It's the darnedest thing. Labels are tough sometimes. But we haven't changed strategies. At Dimensional, we don't think we're outguessing the market, but indexing with a goal of zero tracking error is something we decided to not do. Our thought is, if there are things you can do through implementation and execution that can add value, then we're happy to incur some tracking error to do it.
Do you think that ETFs will replace or overshadow mutual funds?
Right. And when we started out, this was not an idea people thought was foolproof. There was a lot of skepticism. The question is, why do people want zero tracking error. Well, the answer is that makes your cost of monitoring go way down. Did your managers track the indices or didn't they? That's a simple way of monitoring, and a huge benefit of indexing.
But we're willing to incur a bit more tracking error, and that takes a bit more faith on clients' part that we are doing a good job. After all, what we could view as a negative tracking error, they might view as the result of poor management. But over time, I think we've shown that we've been able to add value, and having some tracking error has been worth it.

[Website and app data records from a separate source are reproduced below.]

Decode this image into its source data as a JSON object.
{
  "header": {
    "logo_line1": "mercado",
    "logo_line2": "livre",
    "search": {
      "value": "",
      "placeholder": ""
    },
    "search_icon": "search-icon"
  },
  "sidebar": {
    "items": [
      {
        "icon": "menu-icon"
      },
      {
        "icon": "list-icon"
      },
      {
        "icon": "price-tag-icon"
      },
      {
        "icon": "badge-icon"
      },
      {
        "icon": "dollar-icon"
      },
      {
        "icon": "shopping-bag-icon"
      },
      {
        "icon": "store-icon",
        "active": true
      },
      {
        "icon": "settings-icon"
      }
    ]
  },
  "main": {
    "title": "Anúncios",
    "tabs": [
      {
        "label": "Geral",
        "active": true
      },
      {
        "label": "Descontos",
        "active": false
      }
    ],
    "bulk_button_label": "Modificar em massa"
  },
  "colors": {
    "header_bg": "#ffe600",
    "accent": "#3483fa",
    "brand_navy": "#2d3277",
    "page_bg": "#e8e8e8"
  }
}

How much further do you feel that indexing has to go before it becomes truly mainstream in the investment industry? Or has it already "arrived"?
I thought it had "arrived" in 1971. But for the average investor, I think the development of ETFs has likely been the big new event that has really made indexing go more mainstream. Especially because now you see so many active managers claiming they can time the index funds. A lot of the same people who were selling active management by picking stocks are now saying, "Well, we can't pick it, but we can time markets using ETFs." We see a lot of that now. That too has helped make indexing more mainstream.
Do you think indexing would have become as widespread as it is now without the development of ETFs?
I think it may have taken longer, but it would have happened. I mean, ETFs do have some good uses. They are basically a way for people to easily access market segments that they're interested in. The concern is always, though, that we're just setting up a gambling casino, meaning investors will find different ways of making bets and increasing their portfolio turnover, which is antithetical to the purpose of indexing. People motivated to index want low turnover, so if the ETFs are providing a way to increase turnover, that's probably inconsistent with the basic motivation for indexing.
But I do think a lot of people now see the advantages of indexing. So I think some investors will try to time markets using ETFs, while others will conclude that timing is too difficult a thing to achieve, so they'll just use index funds long term.
When it comes to ETFs, it's all about how you use them. If you build that great Aston Martin, even if the car's terrific, you can't be sure people will drive it all that well.
What do you feel is left for indexing, whether it's in terms of growth, asset classes, strategies, etc.?
My guess is that the trends we've seen in the past five to 10 years will continue on for quite a while. The financial services industry doesn't move on a dime. It took a long time for smart beta to gain steam—I would say the notion goes back to that '92 paper by Fama and French—so if you think about it, it's been 20-some years for it to really get into full swing. These trends are probably good for another 20 years.
Beyond that, though? I don't know what it'll be. But it'll be something; something we haven't thought of yet.